## PROBLEM
Which lines hold the string "label"? Copy each of them from the material below.

## RECORDS FOR THE TASK
***

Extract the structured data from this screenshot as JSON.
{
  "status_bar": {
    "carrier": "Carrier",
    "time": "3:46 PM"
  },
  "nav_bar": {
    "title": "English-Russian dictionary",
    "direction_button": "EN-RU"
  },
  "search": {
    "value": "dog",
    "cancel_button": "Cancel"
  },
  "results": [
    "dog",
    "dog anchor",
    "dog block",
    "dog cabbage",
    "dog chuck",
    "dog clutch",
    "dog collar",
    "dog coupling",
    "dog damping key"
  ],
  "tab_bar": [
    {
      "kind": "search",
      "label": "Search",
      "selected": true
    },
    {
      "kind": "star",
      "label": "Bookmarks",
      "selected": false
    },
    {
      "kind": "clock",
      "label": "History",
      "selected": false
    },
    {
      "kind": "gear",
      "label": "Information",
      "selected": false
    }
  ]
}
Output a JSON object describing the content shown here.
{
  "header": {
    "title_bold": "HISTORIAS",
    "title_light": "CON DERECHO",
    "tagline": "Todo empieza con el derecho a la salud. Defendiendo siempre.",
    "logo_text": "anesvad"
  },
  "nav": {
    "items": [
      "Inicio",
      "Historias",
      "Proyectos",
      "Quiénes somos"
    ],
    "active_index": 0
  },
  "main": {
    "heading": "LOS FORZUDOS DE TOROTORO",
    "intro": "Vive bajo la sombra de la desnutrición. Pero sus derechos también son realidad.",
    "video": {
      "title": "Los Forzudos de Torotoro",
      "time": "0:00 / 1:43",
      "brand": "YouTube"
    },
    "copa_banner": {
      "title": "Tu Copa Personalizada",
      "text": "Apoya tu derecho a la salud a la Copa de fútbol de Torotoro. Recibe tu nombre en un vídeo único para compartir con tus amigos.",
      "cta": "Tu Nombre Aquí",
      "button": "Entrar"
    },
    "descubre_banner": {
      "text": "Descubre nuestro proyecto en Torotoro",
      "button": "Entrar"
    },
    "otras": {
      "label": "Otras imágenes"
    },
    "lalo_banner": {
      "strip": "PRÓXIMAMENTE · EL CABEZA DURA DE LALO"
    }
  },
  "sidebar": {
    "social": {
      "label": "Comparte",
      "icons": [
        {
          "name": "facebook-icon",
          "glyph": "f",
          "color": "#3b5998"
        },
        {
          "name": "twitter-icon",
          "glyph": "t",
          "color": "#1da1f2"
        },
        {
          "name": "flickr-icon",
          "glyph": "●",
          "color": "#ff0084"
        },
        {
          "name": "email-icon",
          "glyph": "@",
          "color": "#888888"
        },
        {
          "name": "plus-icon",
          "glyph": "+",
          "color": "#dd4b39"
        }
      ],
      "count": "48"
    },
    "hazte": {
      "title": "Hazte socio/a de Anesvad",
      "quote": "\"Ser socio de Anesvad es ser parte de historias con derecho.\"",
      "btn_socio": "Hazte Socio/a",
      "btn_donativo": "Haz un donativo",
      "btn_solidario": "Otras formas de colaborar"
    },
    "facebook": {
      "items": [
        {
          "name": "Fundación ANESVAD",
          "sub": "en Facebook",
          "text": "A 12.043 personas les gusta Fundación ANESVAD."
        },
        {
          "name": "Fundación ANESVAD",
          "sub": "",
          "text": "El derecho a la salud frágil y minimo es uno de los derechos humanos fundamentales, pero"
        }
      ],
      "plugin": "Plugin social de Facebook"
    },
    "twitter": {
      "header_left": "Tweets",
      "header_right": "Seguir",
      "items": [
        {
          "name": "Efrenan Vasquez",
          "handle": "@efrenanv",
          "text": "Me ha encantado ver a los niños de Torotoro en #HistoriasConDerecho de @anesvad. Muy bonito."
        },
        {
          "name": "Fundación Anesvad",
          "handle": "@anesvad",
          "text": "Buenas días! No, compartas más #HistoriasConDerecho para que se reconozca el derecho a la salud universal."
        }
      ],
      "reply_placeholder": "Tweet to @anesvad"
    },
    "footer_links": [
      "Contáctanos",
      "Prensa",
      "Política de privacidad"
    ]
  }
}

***

## RESULT BELOW
      "label": "Search",
      "label": "Bookmarks",
      "label": "History",
      "label": "Information",
      "label": "Otras imágenes"
      "label": "Comparte",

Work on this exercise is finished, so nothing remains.